:: DATA FOR PROCESSING

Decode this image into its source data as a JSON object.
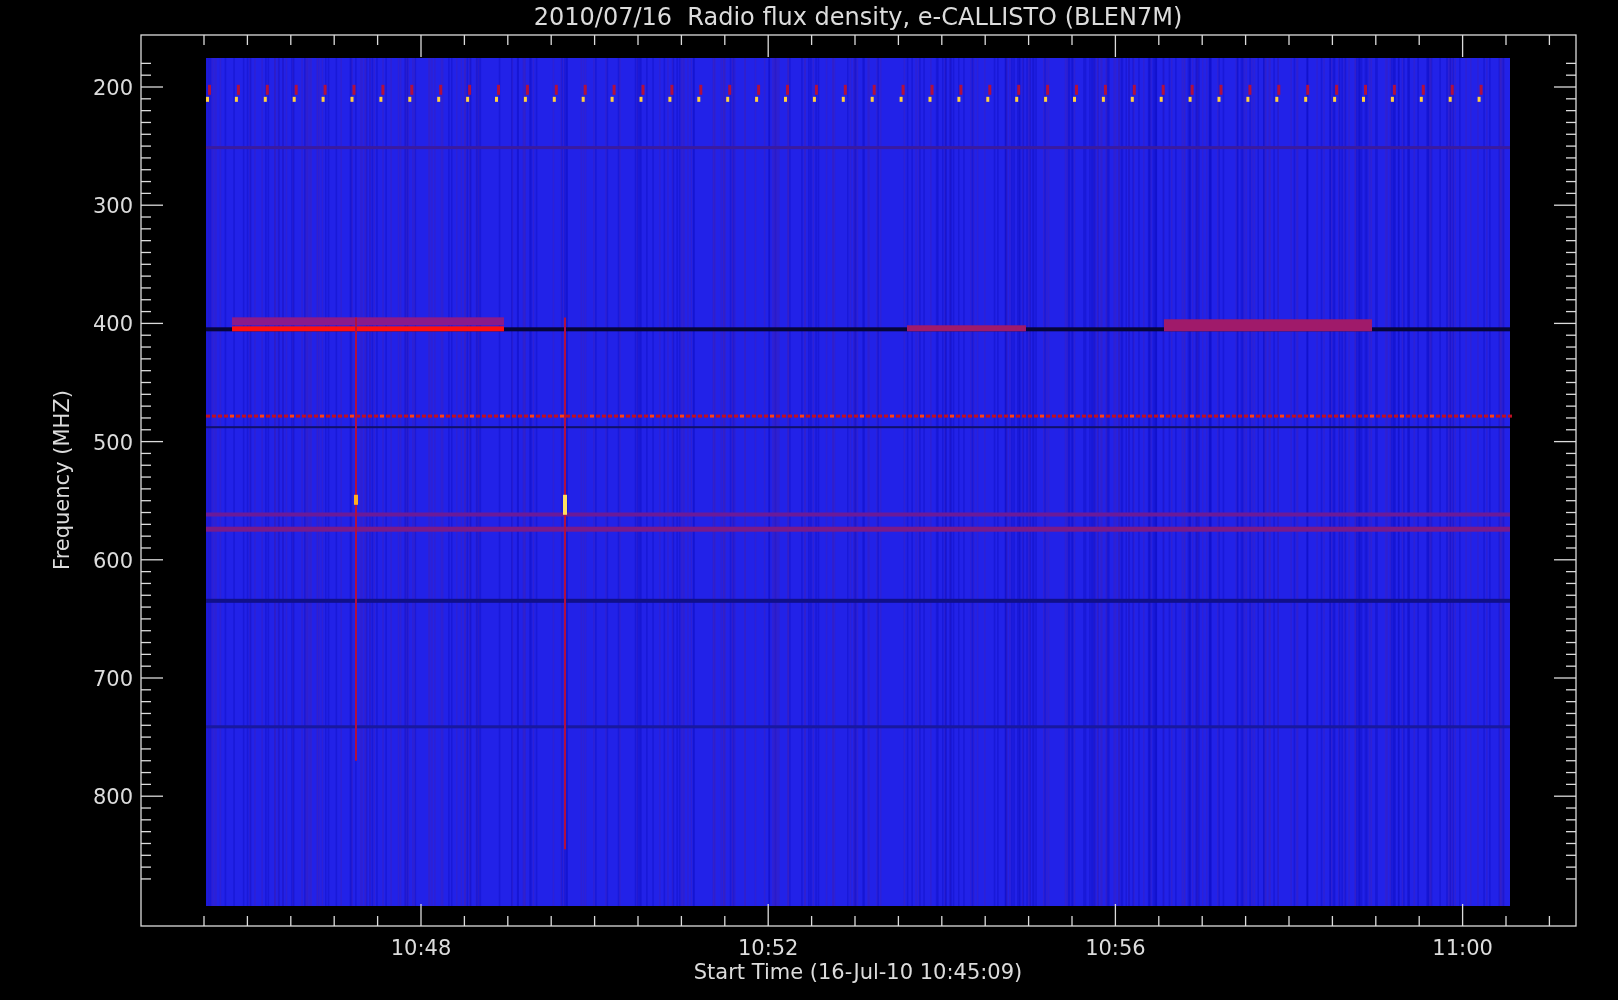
{
  "title": "2010/07/16  Radio flux density, e-CALLISTO (BLEN7M)",
  "y_axis": {
    "label": "Frequency (MHZ)",
    "ticks": [
      "200",
      "300",
      "400",
      "500",
      "600",
      "700",
      "800"
    ]
  },
  "x_axis": {
    "label": "Start Time (16-Jul-10 10:45:09)",
    "ticks": [
      "10:48",
      "10:52",
      "10:56",
      "11:00"
    ]
  }
}
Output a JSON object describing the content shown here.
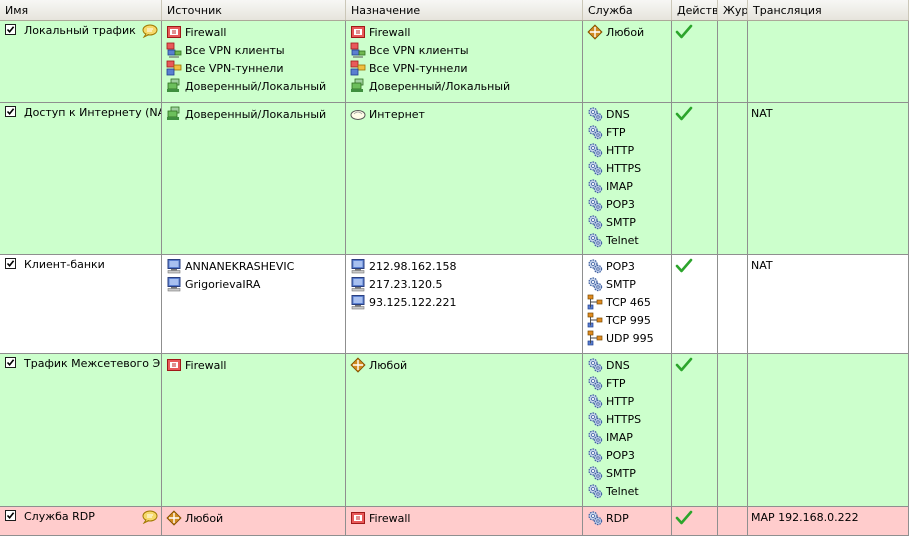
{
  "columns": [
    "Имя",
    "Источник",
    "Назначение",
    "Служба",
    "Действи",
    "Журн",
    "Трансляция"
  ],
  "rules": [
    {
      "name": "Локальный трафик",
      "color": "green",
      "comment": true,
      "source": [
        {
          "icon": "firewall-icon",
          "text": "Firewall"
        },
        {
          "icon": "vpn-clients-icon",
          "text": "Все VPN клиенты"
        },
        {
          "icon": "vpn-tunnels-icon",
          "text": "Все VPN-туннели"
        },
        {
          "icon": "trusted-network-icon",
          "text": "Доверенный/Локальный"
        }
      ],
      "destination": [
        {
          "icon": "firewall-icon",
          "text": "Firewall"
        },
        {
          "icon": "vpn-clients-icon",
          "text": "Все VPN клиенты"
        },
        {
          "icon": "vpn-tunnels-icon",
          "text": "Все VPN-туннели"
        },
        {
          "icon": "trusted-network-icon",
          "text": "Доверенный/Локальный"
        }
      ],
      "service": [
        {
          "icon": "any-icon",
          "text": "Любой"
        }
      ],
      "action": "allow",
      "translation": ""
    },
    {
      "name": "Доступ к Интернету (NAT)",
      "color": "green",
      "comment": false,
      "source": [
        {
          "icon": "trusted-network-icon",
          "text": "Доверенный/Локальный"
        }
      ],
      "destination": [
        {
          "icon": "internet-icon",
          "text": "Интернет"
        }
      ],
      "service": [
        {
          "icon": "service-gears-icon",
          "text": "DNS"
        },
        {
          "icon": "service-gears-icon",
          "text": "FTP"
        },
        {
          "icon": "service-gears-icon",
          "text": "HTTP"
        },
        {
          "icon": "service-gears-icon",
          "text": "HTTPS"
        },
        {
          "icon": "service-gears-icon",
          "text": "IMAP"
        },
        {
          "icon": "service-gears-icon",
          "text": "POP3"
        },
        {
          "icon": "service-gears-icon",
          "text": "SMTP"
        },
        {
          "icon": "service-gears-icon",
          "text": "Telnet"
        }
      ],
      "action": "allow",
      "translation": "NAT"
    },
    {
      "name": "Клиент-банки",
      "color": "white",
      "comment": false,
      "source": [
        {
          "icon": "computer-icon",
          "text": "ANNANEKRASHEVIC"
        },
        {
          "icon": "computer-icon",
          "text": "GrigorievaIRA"
        }
      ],
      "destination": [
        {
          "icon": "computer-icon",
          "text": "212.98.162.158"
        },
        {
          "icon": "computer-icon",
          "text": "217.23.120.5"
        },
        {
          "icon": "computer-icon",
          "text": "93.125.122.221"
        }
      ],
      "service": [
        {
          "icon": "service-gears-icon",
          "text": "POP3"
        },
        {
          "icon": "service-gears-icon",
          "text": "SMTP"
        },
        {
          "icon": "port-icon",
          "text": "TCP 465"
        },
        {
          "icon": "port-icon",
          "text": "TCP 995"
        },
        {
          "icon": "port-icon",
          "text": "UDP 995"
        }
      ],
      "action": "allow",
      "translation": "NAT"
    },
    {
      "name": "Трафик Межсетевого Экрана",
      "color": "green",
      "comment": false,
      "source": [
        {
          "icon": "firewall-icon",
          "text": "Firewall"
        }
      ],
      "destination": [
        {
          "icon": "any-icon",
          "text": "Любой"
        }
      ],
      "service": [
        {
          "icon": "service-gears-icon",
          "text": "DNS"
        },
        {
          "icon": "service-gears-icon",
          "text": "FTP"
        },
        {
          "icon": "service-gears-icon",
          "text": "HTTP"
        },
        {
          "icon": "service-gears-icon",
          "text": "HTTPS"
        },
        {
          "icon": "service-gears-icon",
          "text": "IMAP"
        },
        {
          "icon": "service-gears-icon",
          "text": "POP3"
        },
        {
          "icon": "service-gears-icon",
          "text": "SMTP"
        },
        {
          "icon": "service-gears-icon",
          "text": "Telnet"
        }
      ],
      "action": "allow",
      "translation": ""
    },
    {
      "name": "Служба RDP",
      "color": "pink",
      "comment": true,
      "source": [
        {
          "icon": "any-icon",
          "text": "Любой"
        }
      ],
      "destination": [
        {
          "icon": "firewall-icon",
          "text": "Firewall"
        }
      ],
      "service": [
        {
          "icon": "service-gears-icon",
          "text": "RDP"
        }
      ],
      "action": "allow",
      "translation": "MAP 192.168.0.222"
    }
  ]
}
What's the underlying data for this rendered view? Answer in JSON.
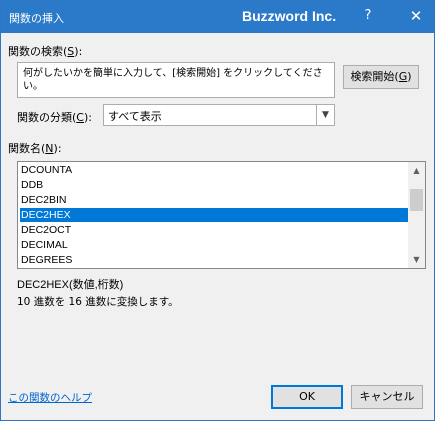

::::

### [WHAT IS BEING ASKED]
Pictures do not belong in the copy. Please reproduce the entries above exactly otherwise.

### [ANSWER FOR THIS EXERCISE]
Decode this image into its source data as a JSON object.
{
  "title": "2010/07/16  Radio flux density, e-CALLISTO (BLEN7M)",
  "y_axis": {
    "label": "Frequency (MHZ)",
    "ticks": [
      "200",
      "300",
      "400",
      "500",
      "600",
      "700",
      "800"
    ]
  },
  "x_axis": {
    "label": "Start Time (16-Jul-10 10:45:09)",
    "ticks": [
      "10:48",
      "10:52",
      "10:56",
      "11:00"
    ]
  }
}
Output a JSON object describing the content shown here.
{
  "columns": [
    "Имя",
    "Источник",
    "Назначение",
    "Служба",
    "Действи",
    "Журн",
    "Трансляция"
  ],
  "rules": [
    {
      "name": "Локальный трафик",
      "color": "green",
      "comment": true,
      "source": [
        {
          "icon": "firewall-icon",
          "text": "Firewall"
        },
        {
          "icon": "vpn-clients-icon",
          "text": "Все VPN клиенты"
        },
        {
          "icon": "vpn-tunnels-icon",
          "text": "Все VPN-туннели"
        },
        {
          "icon": "trusted-network-icon",
          "text": "Доверенный/Локальный"
        }
      ],
      "destination": [
        {
          "icon": "firewall-icon",
          "text": "Firewall"
        },
        {
          "icon": "vpn-clients-icon",
          "text": "Все VPN клиенты"
        },
        {
          "icon": "vpn-tunnels-icon",
          "text": "Все VPN-туннели"
        },
        {
          "icon": "trusted-network-icon",
          "text": "Доверенный/Локальный"
        }
      ],
      "service": [
        {
          "icon": "any-icon",
          "text": "Любой"
        }
      ],
      "action": "allow",
      "translation": ""
    },
    {
      "name": "Доступ к Интернету (NAT)",
      "color": "green",
      "comment": false,
      "source": [
        {
          "icon": "trusted-network-icon",
          "text": "Доверенный/Локальный"
        }
      ],
      "destination": [
        {
          "icon": "internet-icon",
          "text": "Интернет"
        }
      ],
      "service": [
        {
          "icon": "service-gears-icon",
          "text": "DNS"
        },
        {
          "icon": "service-gears-icon",
          "text": "FTP"
        },
        {
          "icon": "service-gears-icon",
          "text": "HTTP"
        },
        {
          "icon": "service-gears-icon",
          "text": "HTTPS"
        },
        {
          "icon": "service-gears-icon",
          "text": "IMAP"
        },
        {
          "icon": "service-gears-icon",
          "text": "POP3"
        },
        {
          "icon": "service-gears-icon",
          "text": "SMTP"
        },
        {
          "icon": "service-gears-icon",
          "text": "Telnet"
        }
      ],
      "action": "allow",
      "translation": "NAT"
    },
    {
      "name": "Клиент-банки",
      "color": "white",
      "comment": false,
      "source": [
        {
          "icon": "computer-icon",
          "text": "ANNANEKRASHEVIC"
        },
        {
          "icon": "computer-icon",
          "text": "GrigorievaIRA"
        }
      ],
      "destination": [
        {
          "icon": "computer-icon",
          "text": "212.98.162.158"
        },
        {
          "icon": "computer-icon",
          "text": "217.23.120.5"
        },
        {
          "icon": "computer-icon",
          "text": "93.125.122.221"
        }
      ],
      "service": [
        {
          "icon": "service-gears-icon",
          "text": "POP3"
        },
        {
          "icon": "service-gears-icon",
          "text": "SMTP"
        },
        {
          "icon": "port-icon",
          "text": "TCP 465"
        },
        {
          "icon": "port-icon",
          "text": "TCP 995"
        },
        {
          "icon": "port-icon",
          "text": "UDP 995"
        }
      ],
      "action": "allow",
      "translation": "NAT"
    },
    {
      "name": "Трафик Межсетевого Экрана",
      "color": "green",
      "comment": false,
      "source": [
        {
          "icon": "firewall-icon",
          "text": "Firewall"
        }
      ],
      "destination": [
        {
          "icon": "any-icon",
          "text": "Любой"
        }
      ],
      "service": [
        {
          "icon": "service-gears-icon",
          "text": "DNS"
        },
        {
          "icon": "service-gears-icon",
          "text": "FTP"
        },
        {
          "icon": "service-gears-icon",
          "text": "HTTP"
        },
        {
          "icon": "service-gears-icon",
          "text": "HTTPS"
        },
        {
          "icon": "service-gears-icon",
          "text": "IMAP"
        },
        {
          "icon": "service-gears-icon",
          "text": "POP3"
        },
        {
          "icon": "service-gears-icon",
          "text": "SMTP"
        },
        {
          "icon": "service-gears-icon",
          "text": "Telnet"
        }
      ],
      "action": "allow",
      "translation": ""
    },
    {
      "name": "Служба RDP",
      "color": "pink",
      "comment": true,
      "source": [
        {
          "icon": "any-icon",
          "text": "Любой"
        }
      ],
      "destination": [
        {
          "icon": "firewall-icon",
          "text": "Firewall"
        }
      ],
      "service": [
        {
          "icon": "service-gears-icon",
          "text": "RDP"
        }
      ],
      "action": "allow",
      "translation": "MAP 192.168.0.222"
    }
  ]
}
What's the underlying data for this rendered view? Answer in JSON.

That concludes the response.